> **PROMPT**: Write out the listing beneath this instruction in its entirety, exactly as it reads.
─── SOURCE RECORDS ───
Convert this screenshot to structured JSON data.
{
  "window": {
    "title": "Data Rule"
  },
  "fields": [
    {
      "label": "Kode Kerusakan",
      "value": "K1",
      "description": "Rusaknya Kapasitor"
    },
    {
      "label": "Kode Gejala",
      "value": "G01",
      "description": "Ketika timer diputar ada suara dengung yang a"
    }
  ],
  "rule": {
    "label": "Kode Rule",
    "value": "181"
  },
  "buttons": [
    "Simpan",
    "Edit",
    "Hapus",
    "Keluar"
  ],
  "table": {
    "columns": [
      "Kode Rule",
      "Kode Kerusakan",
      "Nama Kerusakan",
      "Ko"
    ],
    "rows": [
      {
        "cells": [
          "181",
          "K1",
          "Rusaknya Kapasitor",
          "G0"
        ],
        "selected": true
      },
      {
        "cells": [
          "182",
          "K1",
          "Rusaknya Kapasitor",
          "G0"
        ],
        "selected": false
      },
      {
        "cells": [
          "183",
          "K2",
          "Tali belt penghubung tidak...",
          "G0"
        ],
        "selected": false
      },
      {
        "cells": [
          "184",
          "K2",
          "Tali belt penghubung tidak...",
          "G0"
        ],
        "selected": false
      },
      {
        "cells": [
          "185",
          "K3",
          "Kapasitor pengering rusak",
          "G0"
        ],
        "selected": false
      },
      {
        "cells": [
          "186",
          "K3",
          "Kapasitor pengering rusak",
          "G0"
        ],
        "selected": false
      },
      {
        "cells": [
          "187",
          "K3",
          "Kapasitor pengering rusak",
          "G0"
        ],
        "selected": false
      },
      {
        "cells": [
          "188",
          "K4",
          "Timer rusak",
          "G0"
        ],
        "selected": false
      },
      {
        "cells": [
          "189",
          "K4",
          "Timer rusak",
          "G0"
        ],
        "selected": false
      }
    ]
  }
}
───
> **RESPONSE FOR THIS EXERCISE**:
Convert this screenshot to structured JSON data.
{
  "window": {
    "title": "Data Rule"
  },
  "fields": [
    {
      "label": "Kode Kerusakan",
      "value": "K1",
      "description": "Rusaknya Kapasitor"
    },
    {
      "label": "Kode Gejala",
      "value": "G01",
      "description": "Ketika timer diputar ada suara dengung yang a"
    }
  ],
  "rule": {
    "label": "Kode Rule",
    "value": "181"
  },
  "buttons": [
    "Simpan",
    "Edit",
    "Hapus",
    "Keluar"
  ],
  "table": {
    "columns": [
      "Kode Rule",
      "Kode Kerusakan",
      "Nama Kerusakan",
      "Ko"
    ],
    "rows": [
      {
        "cells": [
          "181",
          "K1",
          "Rusaknya Kapasitor",
          "G0"
        ],
        "selected": true
      },
      {
        "cells": [
          "182",
          "K1",
          "Rusaknya Kapasitor",
          "G0"
        ],
        "selected": false
      },
      {
        "cells": [
          "183",
          "K2",
          "Tali belt penghubung tidak...",
          "G0"
        ],
        "selected": false
      },
      {
        "cells": [
          "184",
          "K2",
          "Tali belt penghubung tidak...",
          "G0"
        ],
        "selected": false
      },
      {
        "cells": [
          "185",
          "K3",
          "Kapasitor pengering rusak",
          "G0"
        ],
        "selected": false
      },
      {
        "cells": [
          "186",
          "K3",
          "Kapasitor pengering rusak",
          "G0"
        ],
        "selected": false
      },
      {
        "cells": [
          "187",
          "K3",
          "Kapasitor pengering rusak",
          "G0"
        ],
        "selected": false
      },
      {
        "cells": [
          "188",
          "K4",
          "Timer rusak",
          "G0"
        ],
        "selected": false
      },
      {
        "cells": [
          "189",
          "K4",
          "Timer rusak",
          "G0"
        ],
        "selected": false
      }
    ]
  }
}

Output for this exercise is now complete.